* _Exercise requirements_: Quote the listing below in its entirety.

______________________________

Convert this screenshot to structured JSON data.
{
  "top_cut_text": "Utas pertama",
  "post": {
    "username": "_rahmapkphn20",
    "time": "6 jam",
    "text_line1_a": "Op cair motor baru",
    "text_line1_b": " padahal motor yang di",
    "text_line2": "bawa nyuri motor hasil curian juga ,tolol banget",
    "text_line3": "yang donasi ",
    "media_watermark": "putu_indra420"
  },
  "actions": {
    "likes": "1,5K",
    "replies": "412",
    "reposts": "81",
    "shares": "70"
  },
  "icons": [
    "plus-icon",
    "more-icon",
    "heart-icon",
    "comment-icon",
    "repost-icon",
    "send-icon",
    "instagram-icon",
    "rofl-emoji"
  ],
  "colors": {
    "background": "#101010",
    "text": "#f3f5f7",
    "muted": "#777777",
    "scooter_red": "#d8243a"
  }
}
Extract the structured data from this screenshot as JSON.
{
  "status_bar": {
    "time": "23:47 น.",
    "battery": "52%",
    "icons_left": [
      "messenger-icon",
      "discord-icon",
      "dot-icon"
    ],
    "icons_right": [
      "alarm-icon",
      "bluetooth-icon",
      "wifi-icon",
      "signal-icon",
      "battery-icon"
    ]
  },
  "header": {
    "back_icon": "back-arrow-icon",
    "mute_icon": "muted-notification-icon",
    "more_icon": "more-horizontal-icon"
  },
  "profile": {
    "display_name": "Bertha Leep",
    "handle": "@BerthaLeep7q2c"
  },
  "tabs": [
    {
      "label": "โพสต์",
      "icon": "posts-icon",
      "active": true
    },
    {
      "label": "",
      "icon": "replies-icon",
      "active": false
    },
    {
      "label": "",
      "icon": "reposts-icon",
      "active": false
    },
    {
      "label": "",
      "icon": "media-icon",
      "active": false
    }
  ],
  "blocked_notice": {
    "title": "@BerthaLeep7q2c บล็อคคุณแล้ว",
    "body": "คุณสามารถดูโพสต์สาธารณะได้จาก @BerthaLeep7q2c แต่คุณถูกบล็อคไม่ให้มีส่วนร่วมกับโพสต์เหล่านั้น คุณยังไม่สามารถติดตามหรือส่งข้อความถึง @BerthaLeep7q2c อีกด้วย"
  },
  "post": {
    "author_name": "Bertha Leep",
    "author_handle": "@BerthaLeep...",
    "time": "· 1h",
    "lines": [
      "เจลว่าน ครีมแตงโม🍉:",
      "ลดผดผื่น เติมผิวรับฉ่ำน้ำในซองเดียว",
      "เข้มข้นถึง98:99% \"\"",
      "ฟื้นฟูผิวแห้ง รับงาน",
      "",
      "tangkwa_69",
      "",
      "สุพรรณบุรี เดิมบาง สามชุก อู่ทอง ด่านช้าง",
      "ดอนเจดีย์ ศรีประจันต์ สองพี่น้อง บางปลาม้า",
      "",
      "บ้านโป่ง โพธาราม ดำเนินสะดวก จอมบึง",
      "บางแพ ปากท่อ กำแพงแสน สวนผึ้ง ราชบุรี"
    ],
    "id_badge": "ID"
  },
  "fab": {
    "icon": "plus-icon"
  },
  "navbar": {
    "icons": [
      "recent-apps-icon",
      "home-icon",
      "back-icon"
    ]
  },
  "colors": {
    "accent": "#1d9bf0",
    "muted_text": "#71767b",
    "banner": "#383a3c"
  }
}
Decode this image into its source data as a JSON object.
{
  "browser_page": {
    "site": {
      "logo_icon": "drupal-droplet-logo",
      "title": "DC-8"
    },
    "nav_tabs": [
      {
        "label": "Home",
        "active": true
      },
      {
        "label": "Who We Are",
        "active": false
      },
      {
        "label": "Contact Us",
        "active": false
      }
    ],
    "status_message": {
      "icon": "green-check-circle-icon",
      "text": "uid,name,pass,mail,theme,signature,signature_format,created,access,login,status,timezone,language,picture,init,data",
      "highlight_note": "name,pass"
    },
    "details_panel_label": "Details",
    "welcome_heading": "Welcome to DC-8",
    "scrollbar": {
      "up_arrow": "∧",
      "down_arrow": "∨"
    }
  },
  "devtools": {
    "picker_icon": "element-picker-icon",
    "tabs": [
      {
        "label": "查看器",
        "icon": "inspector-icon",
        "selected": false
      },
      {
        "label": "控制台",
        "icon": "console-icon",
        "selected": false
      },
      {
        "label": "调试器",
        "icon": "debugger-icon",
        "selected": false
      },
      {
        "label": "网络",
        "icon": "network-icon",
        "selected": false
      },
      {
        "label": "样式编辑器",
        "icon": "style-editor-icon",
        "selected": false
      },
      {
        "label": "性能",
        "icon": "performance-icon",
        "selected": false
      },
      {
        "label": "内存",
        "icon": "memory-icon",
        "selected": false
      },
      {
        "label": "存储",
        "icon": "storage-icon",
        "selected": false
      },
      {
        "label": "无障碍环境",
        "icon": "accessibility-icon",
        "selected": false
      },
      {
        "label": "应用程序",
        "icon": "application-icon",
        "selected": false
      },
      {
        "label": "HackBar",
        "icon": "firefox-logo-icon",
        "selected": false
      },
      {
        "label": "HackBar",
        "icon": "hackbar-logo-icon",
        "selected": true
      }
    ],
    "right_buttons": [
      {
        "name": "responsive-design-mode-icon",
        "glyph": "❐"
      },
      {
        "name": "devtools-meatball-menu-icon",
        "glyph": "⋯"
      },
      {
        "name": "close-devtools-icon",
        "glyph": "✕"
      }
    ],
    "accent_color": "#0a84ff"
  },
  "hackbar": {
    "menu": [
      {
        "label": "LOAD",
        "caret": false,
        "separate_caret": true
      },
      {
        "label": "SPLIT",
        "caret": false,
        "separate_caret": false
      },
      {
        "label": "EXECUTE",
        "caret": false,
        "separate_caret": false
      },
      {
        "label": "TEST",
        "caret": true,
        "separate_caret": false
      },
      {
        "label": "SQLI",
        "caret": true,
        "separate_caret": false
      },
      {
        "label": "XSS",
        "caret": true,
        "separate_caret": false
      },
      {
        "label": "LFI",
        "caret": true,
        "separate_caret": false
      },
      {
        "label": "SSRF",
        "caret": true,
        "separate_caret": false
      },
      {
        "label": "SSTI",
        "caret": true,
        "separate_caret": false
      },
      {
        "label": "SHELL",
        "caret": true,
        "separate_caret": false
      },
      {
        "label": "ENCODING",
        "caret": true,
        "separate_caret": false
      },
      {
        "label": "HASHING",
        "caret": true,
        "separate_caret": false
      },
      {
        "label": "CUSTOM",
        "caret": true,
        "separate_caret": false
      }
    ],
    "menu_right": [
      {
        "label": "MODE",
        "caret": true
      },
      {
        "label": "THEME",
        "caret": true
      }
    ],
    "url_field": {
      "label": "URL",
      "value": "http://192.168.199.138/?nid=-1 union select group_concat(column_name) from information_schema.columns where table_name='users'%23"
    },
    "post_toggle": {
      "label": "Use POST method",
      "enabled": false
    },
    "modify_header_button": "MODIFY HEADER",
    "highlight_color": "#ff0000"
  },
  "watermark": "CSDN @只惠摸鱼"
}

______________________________

* _Problem solution_:
Convert this screenshot to structured JSON data.
{
  "top_cut_text": "Utas pertama",
  "post": {
    "username": "_rahmapkphn20",
    "time": "6 jam",
    "text_line1_a": "Op cair motor baru",
    "text_line1_b": " padahal motor yang di",
    "text_line2": "bawa nyuri motor hasil curian juga ,tolol banget",
    "text_line3": "yang donasi ",
    "media_watermark": "putu_indra420"
  },
  "actions": {
    "likes": "1,5K",
    "replies": "412",
    "reposts": "81",
    "shares": "70"
  },
  "icons": [
    "plus-icon",
    "more-icon",
    "heart-icon",
    "comment-icon",
    "repost-icon",
    "send-icon",
    "instagram-icon",
    "rofl-emoji"
  ],
  "colors": {
    "background": "#101010",
    "text": "#f3f5f7",
    "muted": "#777777",
    "scooter_red": "#d8243a"
  }
}
Extract the structured data from this screenshot as JSON.
{
  "status_bar": {
    "time": "23:47 น.",
    "battery": "52%",
    "icons_left": [
      "messenger-icon",
      "discord-icon",
      "dot-icon"
    ],
    "icons_right": [
      "alarm-icon",
      "bluetooth-icon",
      "wifi-icon",
      "signal-icon",
      "battery-icon"
    ]
  },
  "header": {
    "back_icon": "back-arrow-icon",
    "mute_icon": "muted-notification-icon",
    "more_icon": "more-horizontal-icon"
  },
  "profile": {
    "display_name": "Bertha Leep",
    "handle": "@BerthaLeep7q2c"
  },
  "tabs": [
    {
      "label": "โพสต์",
      "icon": "posts-icon",
      "active": true
    },
    {
      "label": "",
      "icon": "replies-icon",
      "active": false
    },
    {
      "label": "",
      "icon": "reposts-icon",
      "active": false
    },
    {
      "label": "",
      "icon": "media-icon",
      "active": false
    }
  ],
  "blocked_notice": {
    "title": "@BerthaLeep7q2c บล็อคคุณแล้ว",
    "body": "คุณสามารถดูโพสต์สาธารณะได้จาก @BerthaLeep7q2c แต่คุณถูกบล็อคไม่ให้มีส่วนร่วมกับโพสต์เหล่านั้น คุณยังไม่สามารถติดตามหรือส่งข้อความถึง @BerthaLeep7q2c อีกด้วย"
  },
  "post": {
    "author_name": "Bertha Leep",
    "author_handle": "@BerthaLeep...",
    "time": "· 1h",
    "lines": [
      "เจลว่าน ครีมแตงโม🍉:",
      "ลดผดผื่น เติมผิวรับฉ่ำน้ำในซองเดียว",
      "เข้มข้นถึง98:99% \"\"",
      "ฟื้นฟูผิวแห้ง รับงาน",
      "",
      "tangkwa_69",
      "",
      "สุพรรณบุรี เดิมบาง สามชุก อู่ทอง ด่านช้าง",
      "ดอนเจดีย์ ศรีประจันต์ สองพี่น้อง บางปลาม้า",
      "",
      "บ้านโป่ง โพธาราม ดำเนินสะดวก จอมบึง",
      "บางแพ ปากท่อ กำแพงแสน สวนผึ้ง ราชบุรี"
    ],
    "id_badge": "ID"
  },
  "fab": {
    "icon": "plus-icon"
  },
  "navbar": {
    "icons": [
      "recent-apps-icon",
      "home-icon",
      "back-icon"
    ]
  },
  "colors": {
    "accent": "#1d9bf0",
    "muted_text": "#71767b",
    "banner": "#383a3c"
  }
}
Decode this image into its source data as a JSON object.
{
  "browser_page": {
    "site": {
      "logo_icon": "drupal-droplet-logo",
      "title": "DC-8"
    },
    "nav_tabs": [
      {
        "label": "Home",
        "active": true
      },
      {
        "label": "Who We Are",
        "active": false
      },
      {
        "label": "Contact Us",
        "active": false
      }
    ],
    "status_message": {
      "icon": "green-check-circle-icon",
      "text": "uid,name,pass,mail,theme,signature,signature_format,created,access,login,status,timezone,language,picture,init,data",
      "highlight_note": "name,pass"
    },
    "details_panel_label": "Details",
    "welcome_heading": "Welcome to DC-8",
    "scrollbar": {
      "up_arrow": "∧",
      "down_arrow": "∨"
    }
  },
  "devtools": {
    "picker_icon": "element-picker-icon",
    "tabs": [
      {
        "label": "查看器",
        "icon": "inspector-icon",
        "selected": false
      },
      {
        "label": "控制台",
        "icon": "console-icon",
        "selected": false
      },
      {
        "label": "调试器",
        "icon": "debugger-icon",
        "selected": false
      },
      {
        "label": "网络",
        "icon": "network-icon",
        "selected": false
      },
      {
        "label": "样式编辑器",
        "icon": "style-editor-icon",
        "selected": false
      },
      {
        "label": "性能",
        "icon": "performance-icon",
        "selected": false
      },
      {
        "label": "内存",
        "icon": "memory-icon",
        "selected": false
      },
      {
        "label": "存储",
        "icon": "storage-icon",
        "selected": false
      },
      {
        "label": "无障碍环境",
        "icon": "accessibility-icon",
        "selected": false
      },
      {
        "label": "应用程序",
        "icon": "application-icon",
        "selected": false
      },
      {
        "label": "HackBar",
        "icon": "firefox-logo-icon",
        "selected": false
      },
      {
        "label": "HackBar",
        "icon": "hackbar-logo-icon",
        "selected": true
      }
    ],
    "right_buttons": [
      {
        "name": "responsive-design-mode-icon",
        "glyph": "❐"
      },
      {
        "name": "devtools-meatball-menu-icon",
        "glyph": "⋯"
      },
      {
        "name": "close-devtools-icon",
        "glyph": "✕"
      }
    ],
    "accent_color": "#0a84ff"
  },
  "hackbar": {
    "menu": [
      {
        "label": "LOAD",
        "caret": false,
        "separate_caret": true
      },
      {
        "label": "SPLIT",
        "caret": false,
        "separate_caret": false
      },
      {
        "label": "EXECUTE",
        "caret": false,
        "separate_caret": false
      },
      {
        "label": "TEST",
        "caret": true,
        "separate_caret": false
      },
      {
        "label": "SQLI",
        "caret": true,
        "separate_caret": false
      },
      {
        "label": "XSS",
        "caret": true,
        "separate_caret": false
      },
      {
        "label": "LFI",
        "caret": true,
        "separate_caret": false
      },
      {
        "label": "SSRF",
        "caret": true,
        "separate_caret": false
      },
      {
        "label": "SSTI",
        "caret": true,
        "separate_caret": false
      },
      {
        "label": "SHELL",
        "caret": true,
        "separate_caret": false
      },
      {
        "label": "ENCODING",
        "caret": true,
        "separate_caret": false
      },
      {
        "label": "HASHING",
        "caret": true,
        "separate_caret": false
      },
      {
        "label": "CUSTOM",
        "caret": true,
        "separate_caret": false
      }
    ],
    "menu_right": [
      {
        "label": "MODE",
        "caret": true
      },
      {
        "label": "THEME",
        "caret": true
      }
    ],
    "url_field": {
      "label": "URL",
      "value": "http://192.168.199.138/?nid=-1 union select group_concat(column_name) from information_schema.columns where table_name='users'%23"
    },
    "post_toggle": {
      "label": "Use POST method",
      "enabled": false
    },
    "modify_header_button": "MODIFY HEADER",
    "highlight_color": "#ff0000"
  },
  "watermark": "CSDN @只惠摸鱼"
}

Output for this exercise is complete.